A Social History of Architectural Graphic Standards
- Winner, 2009 Southeast Chapter of the Society of Architectural Historians (SESAH) Publication Award.
304 pp., 9 x 11 in, 99 b&w illus.
- Published: September 5, 2008
- Publisher: The MIT Press
An examination of the standard reference book for architects as both practical sourcebook and window on changes in the profession.
Architectural Graphics Standards by Charles George Ramsey and Harold Reeve Sleeper, first published in 1932 (and now in its eleventh edition), is a definitive technical reference for architects—the one book that every architect needs to own. The authors, one a draftsman and the other an architect, created a graphic compilation of standards that amounted to an index of the combined knowledge of their profession. This first comprehensive history of Ramsey and Sleeper's classic work explores the changing practical uses that this “draftsman's Bible” has served, as well as the ways in which it has registered the shifts within the architectural profession since the first half of the twentieth century.

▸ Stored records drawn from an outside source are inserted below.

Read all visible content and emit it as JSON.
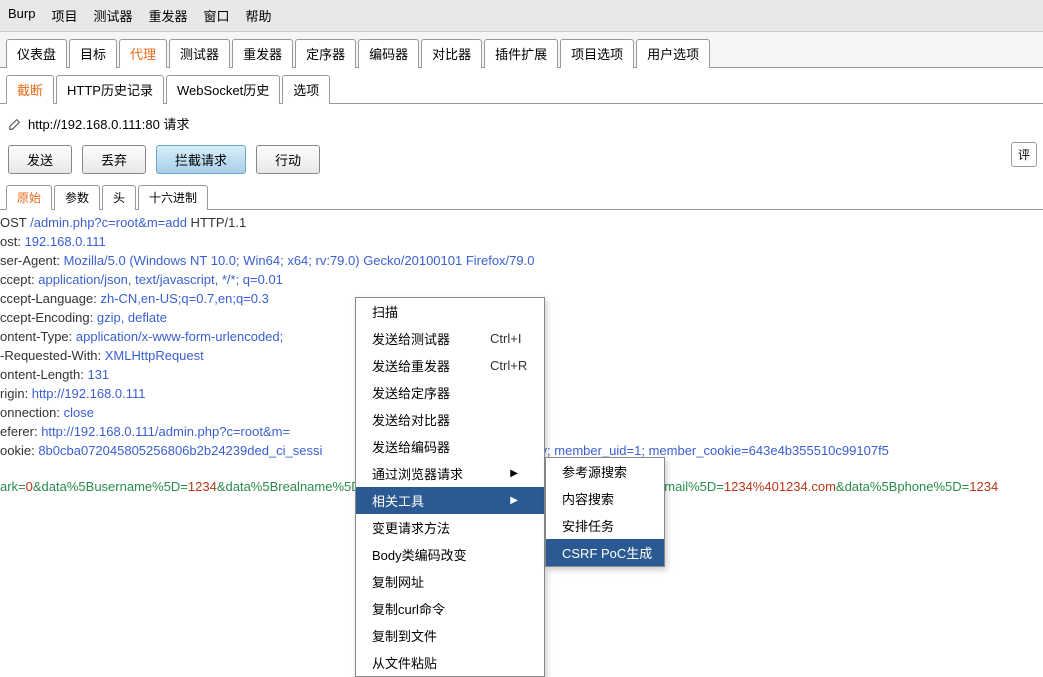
{
  "menubar": [
    "Burp",
    "项目",
    "测试器",
    "重发器",
    "窗口",
    "帮助"
  ],
  "toptabs": [
    "仪表盘",
    "目标",
    "代理",
    "测试器",
    "重发器",
    "定序器",
    "编码器",
    "对比器",
    "插件扩展",
    "项目选项",
    "用户选项"
  ],
  "toptab_active": 2,
  "subtabs": [
    "截断",
    "HTTP历史记录",
    "WebSocket历史",
    "选项"
  ],
  "subtab_active": 0,
  "url": "http://192.168.0.111:80 请求",
  "buttons": {
    "send": "发送",
    "drop": "丢弃",
    "intercept": "拦截请求",
    "action": "行动",
    "comment": "评"
  },
  "viewtabs": [
    "原始",
    "参数",
    "头",
    "十六进制"
  ],
  "viewtab_active": 0,
  "raw": {
    "l1a": "OST ",
    "l1b": "/admin.php?c=root&m=add",
    "l1c": " HTTP/1.1",
    "l2a": "ost: ",
    "l2b": "192.168.0.111",
    "l3a": "ser-Agent: ",
    "l3b": "Mozilla/5.0 (Windows NT 10.0; Win64; x64; rv:79.0) Gecko/20100101 Firefox/79.0",
    "l4a": "ccept: ",
    "l4b": "application/json, text/javascript, */*; q=0.01",
    "l5a": "ccept-Language: ",
    "l5b": "zh-CN,en-US;q=0.7,en;q=0.3",
    "l6a": "ccept-Encoding: ",
    "l6b": "gzip, deflate",
    "l7a": "ontent-Type: ",
    "l7b": "application/x-www-form-urlencoded; ",
    "l8a": "-Requested-With: ",
    "l8b": "XMLHttpRequest",
    "l9a": "ontent-Length: ",
    "l9b": "131",
    "l10a": "rigin: ",
    "l10b": "http://192.168.0.111",
    "l11a": "onnection: ",
    "l11b": "close",
    "l12a": "eferer: ",
    "l12b": "http://192.168.0.111/admin.php?c=root&m=",
    "l13a": "ookie: ",
    "l13b": "8b0cba072045805256806b2b24239ded_ci_sessi",
    "l13c": "gvorcv; member_uid=1; member_cookie=643e4b355510c99107f5",
    "l15a": "ark=",
    "l15b": "0",
    "l15c": "&data%5Busername%5D=",
    "l15d": "1234",
    "l15e": "&data%5Brealname%5D",
    "l15f": "&data%5Bemail%5D=",
    "l15g": "1234%401234.com",
    "l15h": "&data%5Bphone%5D=",
    "l15i": "1234"
  },
  "menu1": [
    {
      "label": "扫描"
    },
    {
      "label": "发送给测试器",
      "shortcut": "Ctrl+I"
    },
    {
      "label": "发送给重发器",
      "shortcut": "Ctrl+R"
    },
    {
      "label": "发送给定序器"
    },
    {
      "label": "发送给对比器"
    },
    {
      "label": "发送给编码器"
    },
    {
      "label": "通过浏览器请求",
      "arrow": true
    },
    {
      "label": "相关工具",
      "arrow": true,
      "hl": true
    },
    {
      "label": "变更请求方法"
    },
    {
      "label": "Body类编码改变"
    },
    {
      "label": "复制网址"
    },
    {
      "label": "复制curl命令"
    },
    {
      "label": "复制到文件"
    },
    {
      "label": "从文件粘贴"
    }
  ],
  "menu2": [
    {
      "label": "参考源搜索"
    },
    {
      "label": "内容搜索"
    },
    {
      "label": "安排任务"
    },
    {
      "label": "CSRF PoC生成",
      "hl": true
    }
  ]
}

When Architectural Graphics Standards first appeared, architecture was undergoing its transition from vocation to profession—from the draftsman's craft to the architect's academically based knowledge with a concomitant rise in social status. The older “drafting culture” gave way to massive postwar changes in design and building practice. Writing a history of the architectural profession from the bottom up—from the standpoint of the architectural draftsman—George Barnett Johnston clarifies the role and status of the subordinate architectural workers who once made up the base of the profession. Johnston's account of the evolution of Ramsey and Sleeper's book also offers a case study of the social hierarchies embedded within architecture's division of labor. Johnston investigates what became of the draftsman, and what became of drafting culture, and asks—importantly, in today's era of digital formats—what price is exacted from architectural labor as architecture pursues new professional ideals.
Beautifully crafted and of course well-illustrated, Drafting Culture explores the origins of Architectural Graphic Standards, an essential reference tool that is usually taken for granted. Like its subject, Johnson's book is surprisingly relevant as today's architects confront similar hierarchies of collaboration and radical new imagery for outsourced, high-speed building production. A fascinating history filled with provocative insights.

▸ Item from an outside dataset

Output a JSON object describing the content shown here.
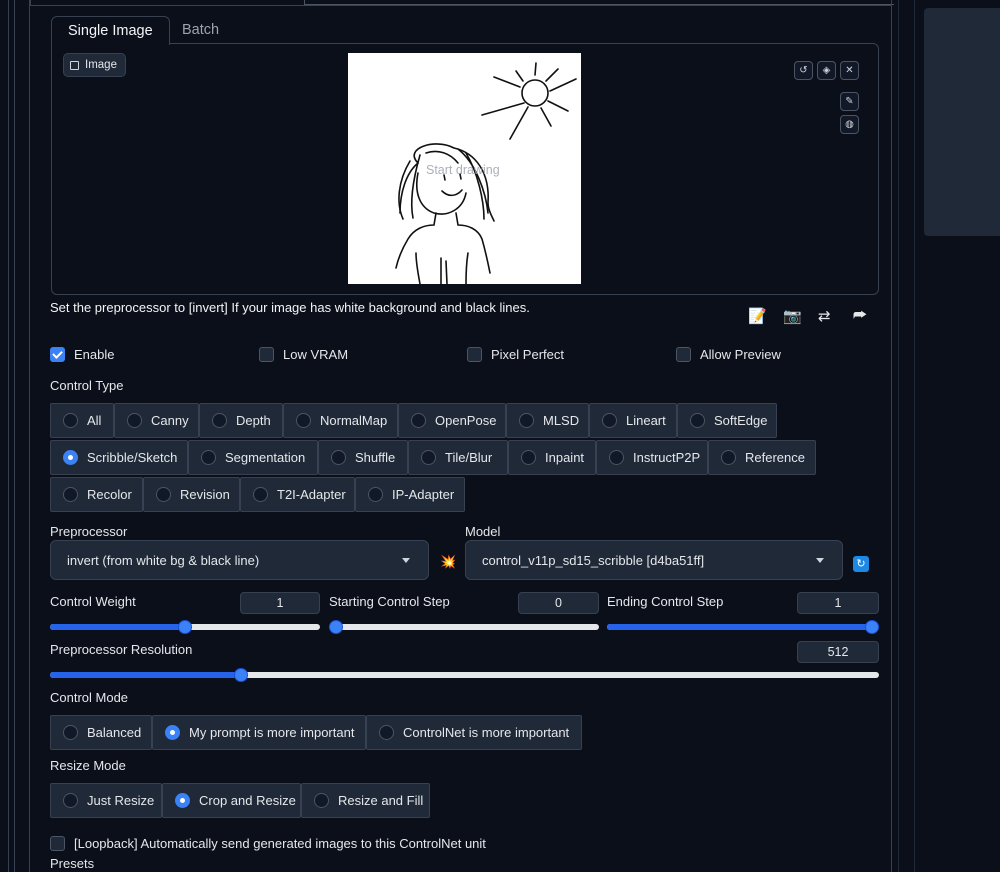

Gwendolyn Wright, Columbia University, and author of USA in the Modern Architectures in History series
Johnston charts the rich debates about the social-democratic possibilities of modern architecture and planning that accompanied, resisted, and at times advanced the industrialization of architectural labor. His account of the tensions between Frederick Ackerman's reformist agenda and the codification of draftsmanship in the pages of Architectural Graphic Standards, produced by Ackerman's employees Charles Ramsey and Harold Sleeper, is especially welcome at a time when euphoria over digital technology threatens to induce historical amnesia and political complacency among practitioners.
Casey Nelson Blake, Professor of History and Director of American Studies, Columbia University